Kakha Bekauri: “repeated use of obscenity may limit the freedom of expression, including the freedom of obtaining information and freedom of choice”
“Maintaining ethical standards in the media is highly important for the freedom of expression. Repeated use of obscenity may limit the freedom of expression, including the freedom of obtaining information and freedom of choice. Protecting airtime from obscenity does not limit the freedom of expression. It raises freedom of expression to a higher standard,” the Chairman of the Communications Commission Kakha Bekauri stated at today’s public hearing.
Today the Communications Commission discussed the case of the programme aired by Mtavari Arkhi that possibly contained obscenity and will rule on the issue at the next hearing. According to the Chairman of ComCom, the pre-election media monitoring carried out by the Commission revealed that the broadcast schedule was saturated with obscenity to an unprecedented extent.
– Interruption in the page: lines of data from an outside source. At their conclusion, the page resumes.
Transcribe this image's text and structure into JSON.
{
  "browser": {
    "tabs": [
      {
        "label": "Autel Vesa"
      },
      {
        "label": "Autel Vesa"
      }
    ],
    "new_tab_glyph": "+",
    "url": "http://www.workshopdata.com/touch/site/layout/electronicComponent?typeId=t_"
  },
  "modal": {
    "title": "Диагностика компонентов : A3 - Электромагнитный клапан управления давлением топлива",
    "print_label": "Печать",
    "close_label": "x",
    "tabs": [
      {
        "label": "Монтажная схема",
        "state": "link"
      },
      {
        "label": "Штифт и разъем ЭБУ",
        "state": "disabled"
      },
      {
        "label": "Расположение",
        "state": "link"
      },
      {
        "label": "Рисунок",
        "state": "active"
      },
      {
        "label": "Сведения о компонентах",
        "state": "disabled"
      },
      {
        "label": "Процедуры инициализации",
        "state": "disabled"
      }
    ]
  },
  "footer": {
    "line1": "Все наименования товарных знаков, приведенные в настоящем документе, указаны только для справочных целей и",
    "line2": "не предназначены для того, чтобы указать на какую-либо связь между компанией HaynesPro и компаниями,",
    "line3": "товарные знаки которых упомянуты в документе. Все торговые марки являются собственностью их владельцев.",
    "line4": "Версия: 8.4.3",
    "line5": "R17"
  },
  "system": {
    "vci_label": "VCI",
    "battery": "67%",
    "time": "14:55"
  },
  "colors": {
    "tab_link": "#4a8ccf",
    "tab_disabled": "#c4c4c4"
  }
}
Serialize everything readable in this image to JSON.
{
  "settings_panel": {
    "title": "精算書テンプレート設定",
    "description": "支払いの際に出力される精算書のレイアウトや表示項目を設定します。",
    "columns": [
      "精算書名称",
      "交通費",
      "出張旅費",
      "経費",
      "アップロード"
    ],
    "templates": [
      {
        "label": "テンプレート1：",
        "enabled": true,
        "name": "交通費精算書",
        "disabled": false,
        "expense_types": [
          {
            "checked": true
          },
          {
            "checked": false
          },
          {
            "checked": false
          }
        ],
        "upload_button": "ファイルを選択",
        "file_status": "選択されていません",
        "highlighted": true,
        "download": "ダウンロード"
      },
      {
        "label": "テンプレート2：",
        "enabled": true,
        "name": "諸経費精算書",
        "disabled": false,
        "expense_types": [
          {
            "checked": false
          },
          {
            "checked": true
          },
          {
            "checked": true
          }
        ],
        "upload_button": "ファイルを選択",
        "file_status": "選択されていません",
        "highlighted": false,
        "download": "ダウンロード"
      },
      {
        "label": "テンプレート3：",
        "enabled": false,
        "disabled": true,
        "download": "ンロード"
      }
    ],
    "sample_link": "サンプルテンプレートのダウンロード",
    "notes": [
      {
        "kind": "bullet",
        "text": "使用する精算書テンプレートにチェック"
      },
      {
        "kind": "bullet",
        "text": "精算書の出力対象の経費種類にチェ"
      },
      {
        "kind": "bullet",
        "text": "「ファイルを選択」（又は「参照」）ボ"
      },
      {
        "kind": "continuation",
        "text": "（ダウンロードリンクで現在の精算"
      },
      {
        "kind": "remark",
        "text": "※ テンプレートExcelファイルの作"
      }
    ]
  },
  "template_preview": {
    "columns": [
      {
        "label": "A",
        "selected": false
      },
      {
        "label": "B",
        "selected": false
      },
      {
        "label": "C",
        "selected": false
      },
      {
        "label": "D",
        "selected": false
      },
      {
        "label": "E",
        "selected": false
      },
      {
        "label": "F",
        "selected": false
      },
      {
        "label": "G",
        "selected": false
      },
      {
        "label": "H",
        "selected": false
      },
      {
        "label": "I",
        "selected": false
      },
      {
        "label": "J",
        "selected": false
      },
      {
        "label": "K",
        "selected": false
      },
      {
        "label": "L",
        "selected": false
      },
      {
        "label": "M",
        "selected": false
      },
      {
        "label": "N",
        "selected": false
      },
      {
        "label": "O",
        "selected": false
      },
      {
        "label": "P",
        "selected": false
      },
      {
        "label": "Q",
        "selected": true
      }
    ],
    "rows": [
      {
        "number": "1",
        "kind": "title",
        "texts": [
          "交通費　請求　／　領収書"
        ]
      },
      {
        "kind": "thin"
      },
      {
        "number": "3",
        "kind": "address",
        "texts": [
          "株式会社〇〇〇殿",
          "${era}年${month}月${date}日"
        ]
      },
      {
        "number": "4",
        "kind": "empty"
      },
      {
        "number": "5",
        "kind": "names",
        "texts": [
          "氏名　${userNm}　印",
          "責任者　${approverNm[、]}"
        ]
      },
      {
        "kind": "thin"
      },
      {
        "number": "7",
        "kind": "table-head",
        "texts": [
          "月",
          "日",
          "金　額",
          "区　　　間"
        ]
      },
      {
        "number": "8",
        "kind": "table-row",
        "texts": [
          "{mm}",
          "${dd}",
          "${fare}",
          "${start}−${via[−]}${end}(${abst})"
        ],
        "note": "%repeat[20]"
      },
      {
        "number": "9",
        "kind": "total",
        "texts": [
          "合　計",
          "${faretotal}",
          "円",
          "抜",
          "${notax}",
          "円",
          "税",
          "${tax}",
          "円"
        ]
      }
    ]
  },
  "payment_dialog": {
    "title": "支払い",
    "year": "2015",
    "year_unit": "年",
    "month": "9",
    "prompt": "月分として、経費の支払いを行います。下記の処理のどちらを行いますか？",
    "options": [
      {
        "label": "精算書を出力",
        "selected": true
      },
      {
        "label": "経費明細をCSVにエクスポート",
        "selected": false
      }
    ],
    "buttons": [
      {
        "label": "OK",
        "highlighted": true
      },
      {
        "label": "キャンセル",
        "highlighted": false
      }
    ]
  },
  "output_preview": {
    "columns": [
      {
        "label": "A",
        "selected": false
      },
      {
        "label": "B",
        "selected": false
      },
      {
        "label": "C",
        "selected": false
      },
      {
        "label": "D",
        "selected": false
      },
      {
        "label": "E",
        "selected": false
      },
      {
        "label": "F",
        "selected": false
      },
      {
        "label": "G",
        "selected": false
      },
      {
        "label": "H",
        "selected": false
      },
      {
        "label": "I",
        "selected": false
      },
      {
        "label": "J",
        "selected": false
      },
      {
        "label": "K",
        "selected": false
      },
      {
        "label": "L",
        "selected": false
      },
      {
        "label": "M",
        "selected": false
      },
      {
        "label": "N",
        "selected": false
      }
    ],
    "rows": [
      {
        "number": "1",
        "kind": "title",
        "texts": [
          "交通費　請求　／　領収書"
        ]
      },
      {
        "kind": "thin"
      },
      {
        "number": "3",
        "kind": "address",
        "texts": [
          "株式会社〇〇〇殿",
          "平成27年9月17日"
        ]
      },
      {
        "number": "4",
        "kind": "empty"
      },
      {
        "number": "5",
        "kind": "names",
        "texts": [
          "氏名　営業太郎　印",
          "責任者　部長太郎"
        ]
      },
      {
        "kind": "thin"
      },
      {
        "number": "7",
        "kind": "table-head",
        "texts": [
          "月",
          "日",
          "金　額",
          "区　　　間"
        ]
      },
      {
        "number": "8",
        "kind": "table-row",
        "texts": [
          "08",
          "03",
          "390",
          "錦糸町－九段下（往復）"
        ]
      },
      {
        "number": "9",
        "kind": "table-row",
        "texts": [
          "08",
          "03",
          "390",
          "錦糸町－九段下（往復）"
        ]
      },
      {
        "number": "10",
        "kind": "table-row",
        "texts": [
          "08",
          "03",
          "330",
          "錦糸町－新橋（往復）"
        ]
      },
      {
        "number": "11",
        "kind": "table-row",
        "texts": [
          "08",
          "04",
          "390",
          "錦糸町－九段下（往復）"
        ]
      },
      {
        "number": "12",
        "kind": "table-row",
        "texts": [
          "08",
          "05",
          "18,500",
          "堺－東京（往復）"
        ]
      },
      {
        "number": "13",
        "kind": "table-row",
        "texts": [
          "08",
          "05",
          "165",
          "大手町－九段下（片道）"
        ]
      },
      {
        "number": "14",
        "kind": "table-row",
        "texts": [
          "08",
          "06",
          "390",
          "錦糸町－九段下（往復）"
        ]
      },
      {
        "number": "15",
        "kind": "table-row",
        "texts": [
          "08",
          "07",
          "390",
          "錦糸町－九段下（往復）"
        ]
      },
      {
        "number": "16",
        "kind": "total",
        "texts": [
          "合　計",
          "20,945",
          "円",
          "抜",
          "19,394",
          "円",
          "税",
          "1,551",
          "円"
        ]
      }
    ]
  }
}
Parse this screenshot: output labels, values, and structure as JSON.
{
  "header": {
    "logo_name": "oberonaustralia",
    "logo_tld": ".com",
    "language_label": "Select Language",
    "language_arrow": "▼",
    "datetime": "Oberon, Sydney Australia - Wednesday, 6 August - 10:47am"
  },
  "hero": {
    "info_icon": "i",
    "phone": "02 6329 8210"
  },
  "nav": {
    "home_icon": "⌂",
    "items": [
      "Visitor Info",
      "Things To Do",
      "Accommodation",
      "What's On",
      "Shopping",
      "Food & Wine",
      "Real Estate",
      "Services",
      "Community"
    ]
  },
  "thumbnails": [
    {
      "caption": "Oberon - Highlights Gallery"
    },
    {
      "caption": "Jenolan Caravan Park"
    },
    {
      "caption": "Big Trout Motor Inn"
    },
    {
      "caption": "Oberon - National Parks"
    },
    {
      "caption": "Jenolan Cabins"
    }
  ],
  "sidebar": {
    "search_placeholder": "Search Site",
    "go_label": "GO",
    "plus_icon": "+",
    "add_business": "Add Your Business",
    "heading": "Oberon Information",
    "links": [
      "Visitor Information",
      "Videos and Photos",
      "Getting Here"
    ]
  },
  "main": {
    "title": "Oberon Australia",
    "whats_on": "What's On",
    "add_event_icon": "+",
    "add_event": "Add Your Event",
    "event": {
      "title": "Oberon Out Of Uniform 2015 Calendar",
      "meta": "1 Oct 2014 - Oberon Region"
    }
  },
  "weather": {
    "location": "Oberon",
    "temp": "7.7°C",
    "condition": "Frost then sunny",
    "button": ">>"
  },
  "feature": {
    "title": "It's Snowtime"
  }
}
“Due to the fact that the use of obscenity has become frequent, and that the law regulates such cases since 2009, we have begun monitoring this issue, calling on broadcasters to pay due attention to this serious problem and refrain from broadcasting such programmes. When you insult people in front of a wide audience for holding a different view, you are implementing a malpractice, whereby people who wish to publicly express their opinion may refrain from doing so out of fear of being insulted and having their rights violated. I am talking about ordinary citizens, rather than politicians and public servants who have a duty to demonstrate patience. There are high standards in this regard, and that is the way it should be,” Mr. Bekauri stated.